The Labor Enquirer was constantly plagued by financial problems. In February 1883, Laverty severed his connection with the paper because it did not have sufficient income for two staff. Temporary relief came in the form of Stephen Vinot, who purchased one-half interest in the Enquirer in June 1883, but by March 1884, Buchanan printed that unless he received further assistance, he would be forced to suspend publication. In March 1884, the Peoples Advocate noted, "We know it pained Brother Buchanan to make the announcement, but like many other good, honest brave defenders of people's rights, he was compelled to make the announcement that poverty had overcome him" (printed in The Labor Enquirer).
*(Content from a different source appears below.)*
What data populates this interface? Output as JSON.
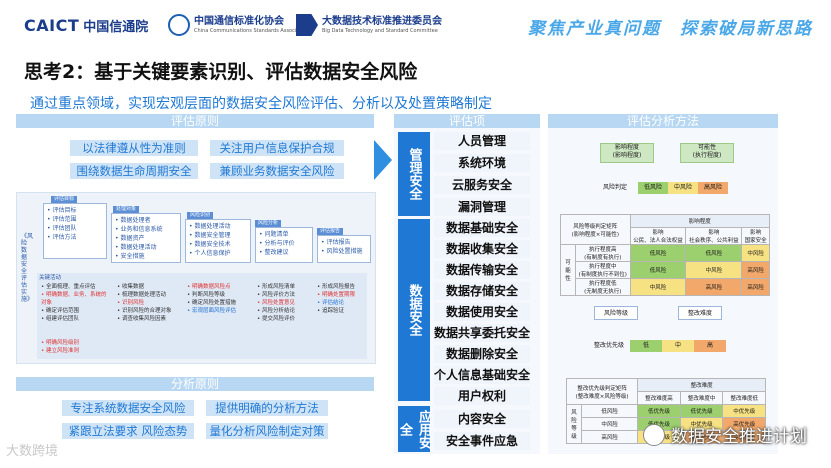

Buchanan held out until January 1887, when he left the paper in the hands of James J. Callahan. Buchanan still owned the Enquirer for another six months while he began the publication of another paper, the Chicago Enquirer. Reflecting on his time with The Labor Enquirer in 1903, Buchanan wrote in the Freeland Tribune, "During the six years that I owned and edited The Labor Enquirer of Denver I had many ups and downs, with the downs always a little ahead of the score... In those times The Labor Enquirer, which was an advocate for the eight hour day, failed to practice what it preached. Sixteen hours a day was the rule I worked under then."
Callahan was joined by Burnette G. Haskell, who served as the resident editor for about six months. Haskell was formerly associated with the The Truth, published in San Francisco. Under Haskell's editorship, the paper fell afoul of the Knights of Labor, who had once championed the Enquirer, leading to an all-out boycott of the paper. According to an article printed by The Colorado Miner in May 1887, representatives of the Labor Enquirer had engaged in "unseemly" conduct during a visit by the Grand Master Workman T. V. Powderly. The Silver Standard reported that "the Knights of Labor are giving Burnette G. Haskell, editor of the Denver Labor Enquirer, the grand shake for his opposition to and abuse of Mr. Powderly."
Haskell left the Enquirer in September 1887 and the paper did not survive much longer. In February 1888, Callahan notified the directors of the publishing company of his inability to act in the capacity of editor after June 1, 1888. In his last editorial, dated May 5, 1888, he said, "I have not been disappointed by the death of the Enquirer, as the headstones in the graveyard of labor papers are not so scarce." The paper published its last issue the same day, still proclaiming its commitment to supporting not "rash equality, but equal rights."
Provided by: History Colorado